Moving up the ranks of power in higher education has historically been a challenge for women in terms of unfair pay, inequality, and being overlooked for opportunities for promotion. To recognize and overcome the barriers that seem to hold some back, two professionals addressed these issues in the Roots of Knowledge Speaker Series to spread awareness.
The two speakers were Dr. Jessi Hill, an associate professor of psychology at UVU, and Dr. Nancy Hauck, an associate provost of Community & Global Engagement at Dixie State University. They addressed some of the challenges that women in education face as they enter the middle of their careers and introduced the Utah Women’s Leadership Exchange, a program that is combating those issues.
Hill began the event by engaging with the audience, asking them, “What comes to mind when I say the words “woman leader’?” Aside from well-known figures, many audience members listed their own mothers. Hill agreed with all of the answers, sharing her main answer — her mother and grandmother. Referencing the book, “Home Comforts” and other books by Cheryl Mendelson, she mentioned the wealth of knowledge within the pages. She noted how, in the past, mothers were required to know everything from cooking to first aid to algebra and geometry in order to properly fulfill their role as matriarchs.

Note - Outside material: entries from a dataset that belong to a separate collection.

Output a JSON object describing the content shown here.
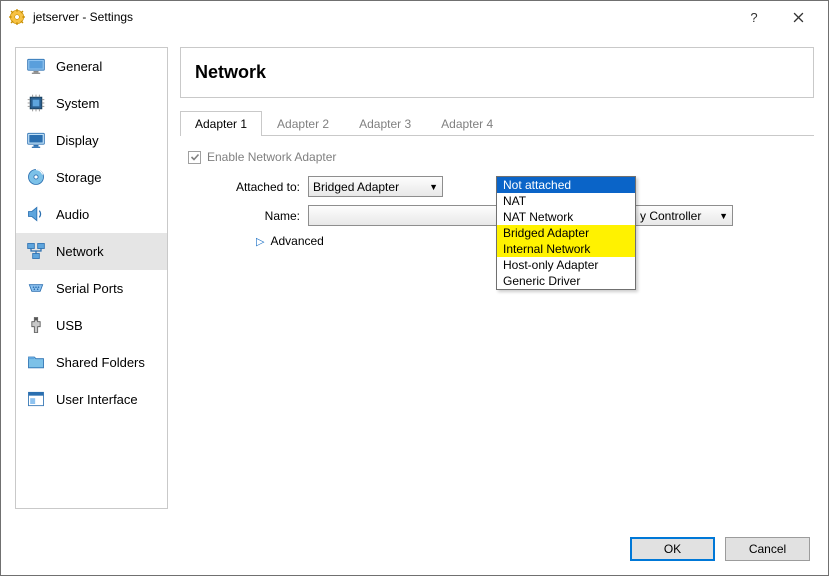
{
  "window": {
    "title": "jetserver - Settings"
  },
  "sidebar": {
    "items": [
      {
        "label": "General"
      },
      {
        "label": "System"
      },
      {
        "label": "Display"
      },
      {
        "label": "Storage"
      },
      {
        "label": "Audio"
      },
      {
        "label": "Network"
      },
      {
        "label": "Serial Ports"
      },
      {
        "label": "USB"
      },
      {
        "label": "Shared Folders"
      },
      {
        "label": "User Interface"
      }
    ],
    "selected_index": 5
  },
  "panel": {
    "title": "Network"
  },
  "tabs": {
    "items": [
      {
        "label": "Adapter 1"
      },
      {
        "label": "Adapter 2"
      },
      {
        "label": "Adapter 3"
      },
      {
        "label": "Adapter 4"
      }
    ],
    "active_index": 0
  },
  "adapter": {
    "enable_label": "Enable Network Adapter",
    "attached_label": "Attached to:",
    "attached_value": "Bridged Adapter",
    "name_label": "Name:",
    "name_value_suffix": "y Controller",
    "advanced_label": "Advanced"
  },
  "dropdown": {
    "items": [
      "Not attached",
      "NAT",
      "NAT Network",
      "Bridged Adapter",
      "Internal Network",
      "Host-only Adapter",
      "Generic Driver"
    ],
    "selected_index": 0,
    "highlight_indices": [
      3,
      4
    ]
  },
  "buttons": {
    "ok": "OK",
    "cancel": "Cancel"
  }
}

“There is a descaling of essential and necessary knowledge women must know,” Hill said, as a result of continual advancements in printing and technology. Times are changing and it is much easier to have such crucial information at one’s fingertips. Thus, education rates for women are climbing. This leaves more opportunities for women to pursue college degrees.
“Today, more women lead in the workforce, but less so in Utah,” said Hill. She states that Utah has consistently placed last in the country for the equality of women. “There are low ratios of advanced degrees for women to men,” Hill said. Both Hauck and Hill believe that higher education can incite progress and be a catalyst for change.
The burning question is this: How can we develop a system of women leaders in higher education in the state of Utah? Hauck took the stage to explain a new program called Utah Women’s Leadership Exchange. Their goal is to address the underrepresentation of women in leadership positions at Utah System of Higher Education institutions.
Hauck explained, “[The program] provides opportunities for leadership development and professional mentorship so Utah women can advance to positions of greater responsibility and leadership within their institutions.” The program was founded in 2018 in a virtual setting but is pushing full steam ahead. This year’s cohort has 24 women employed throughout the state, selected by their educational institutions across Utah to be in this cohort. Utah Women’s Leadership Exchange pairs women with leadership mentors who can guide them with future projects and aid in their success.
With new initiatives to help women succeed in roles in higher education, this program works to introduce an increase in female presence at universities throughout the state.